In the 1980s, the Doug Anthony All Stars (DAAS) trio were a renowned shock-comedy band. Reunited now, the passage of time has left them as a self-described 'pensioner, cripple and human being'. Lead singer Paul McDermott performs a purposely uncomfortable attitude towards his bandmates that, combined with parody songs and stand-up, highlights a society in which people are allowed to 'fade out' once they leave the realm of healthy prime of life.

DECLARATION / Sarah Emmott & Art With Heart

DECLARATION / Sarah Emmott & Art With Heart

Declaration draws on Sarah Emmott’s experiences and (late) diagnosis of Attention Deficit Hyperactivity Disorder (ADHD). Developed with medical professionals, ADHD and mental health support groups, the piece begins with a highly energetic and comedic tone. Emmott shares childhood stories of embracing her then-undiagnosed self-defined “weirdness” within a supportive family context.

THE MAGNETIC DIARIES / Reaction Theatre Makers

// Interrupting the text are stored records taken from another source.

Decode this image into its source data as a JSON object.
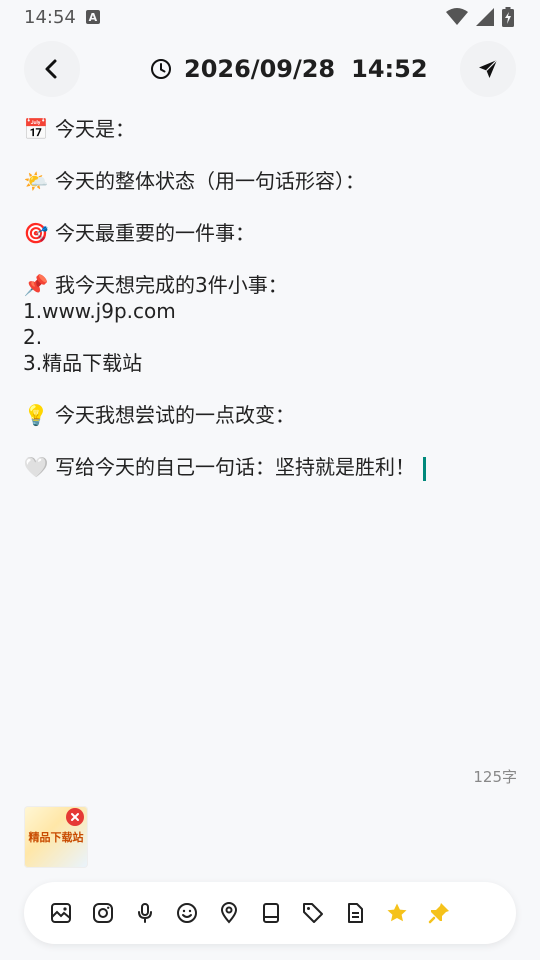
{
  "status_bar": {
    "time": "14:54",
    "notification_badge": "A",
    "icons": [
      "wifi-icon",
      "signal-icon",
      "battery-charging-icon"
    ]
  },
  "header": {
    "date": "2026/09/28",
    "time": "14:52",
    "back_icon": "chevron-left-icon",
    "clock_icon": "clock-icon",
    "send_icon": "send-icon"
  },
  "journal": {
    "lines": [
      {
        "emoji": "📅",
        "text": "今天是："
      },
      {
        "emoji": "🌤️",
        "text": "今天的整体状态（用一句话形容）："
      },
      {
        "emoji": "🎯",
        "text": "今天最重要的一件事："
      },
      {
        "emoji": "📌",
        "text": "我今天想完成的3件小事："
      },
      {
        "text": "1.www.j9p.com"
      },
      {
        "text": "2."
      },
      {
        "text": "3.精品下载站"
      },
      {
        "emoji": "💡",
        "text": "今天我想尝试的一点改变："
      },
      {
        "emoji": "🤍",
        "text": "写给今天的自己一句话：坚持就是胜利！"
      }
    ]
  },
  "word_count": "125字",
  "attachment": {
    "logo_text": "精品下载站"
  },
  "toolbar": {
    "icons": [
      "image-icon",
      "instagram-icon",
      "microphone-icon",
      "emoji-icon",
      "location-icon",
      "book-icon",
      "tag-icon",
      "document-icon",
      "star-icon",
      "pin-icon"
    ],
    "accent_color": "#f5c21b"
  },
  "colors": {
    "background": "#f7f8fa",
    "cursor": "#00897b",
    "remove": "#e53935"
  }
}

THE MAGNETIC DIARIES / Reaction Theatre Makers

A poetry play based on Madame Bovary, The Magnetic Diaries describes a contemporary battle with severe depression, and the course of brain-altering repetitive Transcranial Magnetic Stimulation (rTMS) therapy that our protagonist, Emma, embarks on.



Adam Kay left a career as an obstetrician six years ago. In Fingering A Minor on the Piano, he shares observations about the realities of working as a doctor, creating a picture of the conditions and pressures that sit behind strike action.

FRONTAL LOBOTOMY / Jeu Jeu la Foille

FRONTAL LOBOTOMY / Jeu Jeu la Foille

Burlesque poet Jeu Jeu la Foille (Victoria Hancock) explores the 20th Century medical practice of frontal lobotomy in her show of the same name, drawn together with her own thoughts and experiences, and the life and music of Tom Waits.



Nils Bergstrand was the first disabled person to graduate from the musical theatre course at London's Royal Academy of Music. He auditioned after a passion for singing revealed itself through therapeutic exercises in acknowledging positive responses to the world, undertaken to cope with the post-traumatic stress of losing his leg.